Increasing our understanding of location
The time it takes for an ambulance arrives, the routes that police should patrol or the measures put in place during a national emergency all rely upon an understanding of location. This not only requires an understanding of geographical features like hills, buildings, roads and rivers, but also of information relating to a location at any point in time, such as road works, diversions, burst riverbanks and collapsed bridges. With this in mind, the UK Government have proposed a Location Strategy which seeks to maximise the value of geographic information by combining maps with information about locations.

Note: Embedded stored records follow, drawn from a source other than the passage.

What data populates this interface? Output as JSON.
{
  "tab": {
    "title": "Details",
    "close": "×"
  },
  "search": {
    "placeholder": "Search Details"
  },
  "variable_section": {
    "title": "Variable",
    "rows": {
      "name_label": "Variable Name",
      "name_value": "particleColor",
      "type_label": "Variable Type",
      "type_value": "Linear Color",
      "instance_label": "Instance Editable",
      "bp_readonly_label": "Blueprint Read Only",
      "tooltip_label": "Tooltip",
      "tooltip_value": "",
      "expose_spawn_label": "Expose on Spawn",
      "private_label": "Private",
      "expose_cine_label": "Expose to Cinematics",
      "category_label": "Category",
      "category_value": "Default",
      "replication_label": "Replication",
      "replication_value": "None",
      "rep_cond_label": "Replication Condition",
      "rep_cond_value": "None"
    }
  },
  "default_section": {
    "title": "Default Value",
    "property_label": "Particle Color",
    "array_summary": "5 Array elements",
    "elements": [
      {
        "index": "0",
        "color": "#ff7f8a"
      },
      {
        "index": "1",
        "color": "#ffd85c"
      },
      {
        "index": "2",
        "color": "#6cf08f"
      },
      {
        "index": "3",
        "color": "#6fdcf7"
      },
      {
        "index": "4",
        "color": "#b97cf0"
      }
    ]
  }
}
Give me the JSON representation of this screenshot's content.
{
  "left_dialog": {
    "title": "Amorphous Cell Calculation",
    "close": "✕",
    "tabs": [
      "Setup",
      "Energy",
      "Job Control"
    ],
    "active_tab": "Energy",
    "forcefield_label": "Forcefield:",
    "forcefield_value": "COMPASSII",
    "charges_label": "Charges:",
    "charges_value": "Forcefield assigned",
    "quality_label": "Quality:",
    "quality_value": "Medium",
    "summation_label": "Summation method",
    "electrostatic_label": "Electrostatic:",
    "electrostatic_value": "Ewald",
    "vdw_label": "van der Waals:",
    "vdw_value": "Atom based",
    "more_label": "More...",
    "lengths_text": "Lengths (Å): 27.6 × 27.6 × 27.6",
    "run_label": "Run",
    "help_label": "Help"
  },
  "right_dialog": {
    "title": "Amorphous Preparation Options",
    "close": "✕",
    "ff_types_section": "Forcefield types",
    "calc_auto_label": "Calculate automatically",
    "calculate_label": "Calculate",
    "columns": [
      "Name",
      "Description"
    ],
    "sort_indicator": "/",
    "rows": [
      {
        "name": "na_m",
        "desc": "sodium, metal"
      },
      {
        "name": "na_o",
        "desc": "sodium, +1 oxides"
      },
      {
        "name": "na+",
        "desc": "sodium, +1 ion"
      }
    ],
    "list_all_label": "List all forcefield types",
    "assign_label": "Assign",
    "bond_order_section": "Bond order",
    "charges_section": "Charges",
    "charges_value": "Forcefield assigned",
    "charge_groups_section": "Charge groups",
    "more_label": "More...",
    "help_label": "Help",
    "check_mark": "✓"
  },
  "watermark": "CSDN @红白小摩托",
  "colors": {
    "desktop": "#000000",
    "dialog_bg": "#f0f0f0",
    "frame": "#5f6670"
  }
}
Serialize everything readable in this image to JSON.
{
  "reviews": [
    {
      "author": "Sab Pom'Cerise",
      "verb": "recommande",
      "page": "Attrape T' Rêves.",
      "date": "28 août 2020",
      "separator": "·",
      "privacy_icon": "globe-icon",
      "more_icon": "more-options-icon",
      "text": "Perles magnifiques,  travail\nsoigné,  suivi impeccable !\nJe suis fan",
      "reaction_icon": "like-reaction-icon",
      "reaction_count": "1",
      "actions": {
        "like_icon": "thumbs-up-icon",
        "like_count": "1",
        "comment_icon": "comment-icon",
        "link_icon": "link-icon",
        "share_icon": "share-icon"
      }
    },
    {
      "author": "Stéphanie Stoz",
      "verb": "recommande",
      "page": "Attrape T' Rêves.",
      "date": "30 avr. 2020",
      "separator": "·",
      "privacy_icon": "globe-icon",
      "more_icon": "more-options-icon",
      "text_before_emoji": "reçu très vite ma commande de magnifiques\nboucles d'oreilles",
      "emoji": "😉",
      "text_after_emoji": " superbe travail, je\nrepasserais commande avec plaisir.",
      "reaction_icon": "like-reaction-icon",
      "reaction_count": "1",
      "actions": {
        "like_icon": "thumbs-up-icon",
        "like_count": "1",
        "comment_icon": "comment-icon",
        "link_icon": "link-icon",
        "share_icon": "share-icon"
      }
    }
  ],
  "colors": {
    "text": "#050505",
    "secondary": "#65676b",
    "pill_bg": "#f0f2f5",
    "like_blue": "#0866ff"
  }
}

A central aspect of the UK Government’s Location Strategy is the notion of linked data, which is a way of representing and joining data from a variety of sources to allow it to be accessed, browsed, searched and used as easily as one would browse the web. GeoTOD II contributed to the evolution of the UK’s Location Strategy by exploring ways of linking geographic information with location data. A lot of the required data is already available in existing databases (for example, in relational databases or files). GeoTOD II accessed this data and expose it in a linked-data form. This will enable vast amounts of existing data to join the linked-data web, as promoted by Tim Berners-Lee.

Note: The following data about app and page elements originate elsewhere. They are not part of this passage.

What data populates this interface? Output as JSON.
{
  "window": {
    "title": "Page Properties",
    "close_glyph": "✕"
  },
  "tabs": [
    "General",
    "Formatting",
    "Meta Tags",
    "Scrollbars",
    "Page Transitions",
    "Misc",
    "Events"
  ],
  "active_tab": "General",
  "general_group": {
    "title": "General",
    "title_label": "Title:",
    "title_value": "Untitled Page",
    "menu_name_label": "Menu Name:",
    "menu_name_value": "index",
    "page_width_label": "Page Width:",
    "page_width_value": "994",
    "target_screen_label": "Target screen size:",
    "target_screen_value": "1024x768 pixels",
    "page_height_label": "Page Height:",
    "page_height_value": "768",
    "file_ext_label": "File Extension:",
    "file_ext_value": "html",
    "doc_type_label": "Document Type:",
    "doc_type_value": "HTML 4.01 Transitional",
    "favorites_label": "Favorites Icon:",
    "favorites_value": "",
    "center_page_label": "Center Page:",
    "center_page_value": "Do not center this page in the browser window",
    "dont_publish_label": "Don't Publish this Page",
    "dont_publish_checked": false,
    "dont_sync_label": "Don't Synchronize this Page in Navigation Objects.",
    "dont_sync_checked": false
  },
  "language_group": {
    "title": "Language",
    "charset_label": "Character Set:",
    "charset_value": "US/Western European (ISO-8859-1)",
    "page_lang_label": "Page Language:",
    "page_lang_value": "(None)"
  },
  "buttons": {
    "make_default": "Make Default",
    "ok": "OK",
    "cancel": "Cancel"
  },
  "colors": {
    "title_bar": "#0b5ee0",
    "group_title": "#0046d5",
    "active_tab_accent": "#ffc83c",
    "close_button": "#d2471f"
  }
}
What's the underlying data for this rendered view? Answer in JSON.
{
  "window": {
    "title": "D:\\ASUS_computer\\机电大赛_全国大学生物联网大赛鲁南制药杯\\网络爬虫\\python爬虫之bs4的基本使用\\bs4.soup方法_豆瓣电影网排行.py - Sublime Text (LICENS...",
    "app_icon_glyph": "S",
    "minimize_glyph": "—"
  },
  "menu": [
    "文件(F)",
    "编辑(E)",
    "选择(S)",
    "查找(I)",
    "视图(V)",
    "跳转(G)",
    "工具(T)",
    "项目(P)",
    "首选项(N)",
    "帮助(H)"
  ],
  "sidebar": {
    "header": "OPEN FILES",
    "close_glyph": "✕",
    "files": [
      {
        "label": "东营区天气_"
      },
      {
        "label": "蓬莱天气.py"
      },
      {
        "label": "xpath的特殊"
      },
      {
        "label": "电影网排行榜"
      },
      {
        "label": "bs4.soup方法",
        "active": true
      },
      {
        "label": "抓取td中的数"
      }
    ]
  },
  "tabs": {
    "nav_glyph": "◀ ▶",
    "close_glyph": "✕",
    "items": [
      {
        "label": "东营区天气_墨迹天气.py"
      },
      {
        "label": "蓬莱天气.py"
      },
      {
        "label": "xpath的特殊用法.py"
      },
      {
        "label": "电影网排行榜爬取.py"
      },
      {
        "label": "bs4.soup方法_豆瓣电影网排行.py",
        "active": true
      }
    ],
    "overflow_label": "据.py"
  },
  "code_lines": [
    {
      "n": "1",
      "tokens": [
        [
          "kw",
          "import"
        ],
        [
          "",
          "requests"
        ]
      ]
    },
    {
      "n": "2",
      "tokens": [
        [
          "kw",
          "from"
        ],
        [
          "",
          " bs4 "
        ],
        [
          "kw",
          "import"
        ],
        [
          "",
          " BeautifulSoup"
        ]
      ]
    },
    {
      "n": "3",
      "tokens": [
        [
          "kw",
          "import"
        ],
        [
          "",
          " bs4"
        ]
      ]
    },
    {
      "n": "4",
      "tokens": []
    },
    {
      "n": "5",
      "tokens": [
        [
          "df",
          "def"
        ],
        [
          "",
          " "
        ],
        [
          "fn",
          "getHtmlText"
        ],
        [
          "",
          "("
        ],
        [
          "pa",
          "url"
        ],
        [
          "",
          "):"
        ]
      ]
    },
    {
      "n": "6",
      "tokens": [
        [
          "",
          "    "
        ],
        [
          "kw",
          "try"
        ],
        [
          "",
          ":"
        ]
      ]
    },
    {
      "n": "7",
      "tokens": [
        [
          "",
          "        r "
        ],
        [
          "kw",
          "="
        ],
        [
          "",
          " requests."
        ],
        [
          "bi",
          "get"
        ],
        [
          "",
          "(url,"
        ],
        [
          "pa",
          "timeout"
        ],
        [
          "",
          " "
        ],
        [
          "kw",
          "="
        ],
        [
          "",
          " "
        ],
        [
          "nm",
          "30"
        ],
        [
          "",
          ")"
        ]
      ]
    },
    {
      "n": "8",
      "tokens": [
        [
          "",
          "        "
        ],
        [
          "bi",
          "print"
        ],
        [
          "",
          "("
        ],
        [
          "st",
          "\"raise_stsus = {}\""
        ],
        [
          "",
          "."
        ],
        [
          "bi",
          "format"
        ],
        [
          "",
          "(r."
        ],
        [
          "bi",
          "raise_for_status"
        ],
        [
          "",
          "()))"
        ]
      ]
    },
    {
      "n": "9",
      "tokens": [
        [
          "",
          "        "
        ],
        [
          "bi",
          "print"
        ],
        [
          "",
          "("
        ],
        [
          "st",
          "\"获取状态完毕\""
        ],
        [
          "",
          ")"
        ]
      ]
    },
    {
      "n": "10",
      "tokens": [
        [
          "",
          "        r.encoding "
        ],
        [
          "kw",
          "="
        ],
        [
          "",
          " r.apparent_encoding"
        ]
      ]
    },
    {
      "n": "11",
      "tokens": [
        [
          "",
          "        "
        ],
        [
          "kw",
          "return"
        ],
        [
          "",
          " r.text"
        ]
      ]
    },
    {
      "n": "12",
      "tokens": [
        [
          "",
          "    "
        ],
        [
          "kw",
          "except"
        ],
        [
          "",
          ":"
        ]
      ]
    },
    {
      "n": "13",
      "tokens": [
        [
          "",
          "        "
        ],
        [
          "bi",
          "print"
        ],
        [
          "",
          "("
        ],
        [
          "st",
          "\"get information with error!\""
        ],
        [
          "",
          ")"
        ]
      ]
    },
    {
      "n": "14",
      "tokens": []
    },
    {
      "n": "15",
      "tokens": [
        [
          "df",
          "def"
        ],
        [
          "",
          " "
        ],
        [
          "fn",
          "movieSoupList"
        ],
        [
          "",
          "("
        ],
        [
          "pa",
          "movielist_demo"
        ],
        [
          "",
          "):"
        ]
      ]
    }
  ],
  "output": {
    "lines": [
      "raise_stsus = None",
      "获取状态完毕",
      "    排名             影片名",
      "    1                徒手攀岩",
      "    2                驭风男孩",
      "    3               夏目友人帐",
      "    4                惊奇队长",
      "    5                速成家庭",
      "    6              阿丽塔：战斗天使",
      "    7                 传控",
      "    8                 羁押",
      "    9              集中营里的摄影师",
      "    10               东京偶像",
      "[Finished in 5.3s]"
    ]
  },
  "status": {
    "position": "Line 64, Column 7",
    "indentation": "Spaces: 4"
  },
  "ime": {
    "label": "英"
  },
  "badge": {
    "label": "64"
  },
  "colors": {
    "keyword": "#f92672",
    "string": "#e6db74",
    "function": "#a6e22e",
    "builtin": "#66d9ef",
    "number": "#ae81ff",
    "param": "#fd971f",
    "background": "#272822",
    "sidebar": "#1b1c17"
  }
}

The GeoTOD II system is based on OGSA-DAI, which allows data to be collected, transformed, combined and exposed in different formats. OGSA-DAI is an open-source framework for distributed data management, and was a key output of the UK e-Science community. The Software Sustainability Institute worked with GeoTOD II in the design and development of their system. We contributed our expertise in OGSA-DAI and in software design and development. We met regularly with the GeoTOD II team to review design decisions, help with OGSA-DAI and resolve issues with their system as it evolves.
Last updated: Monday 7 November 2011.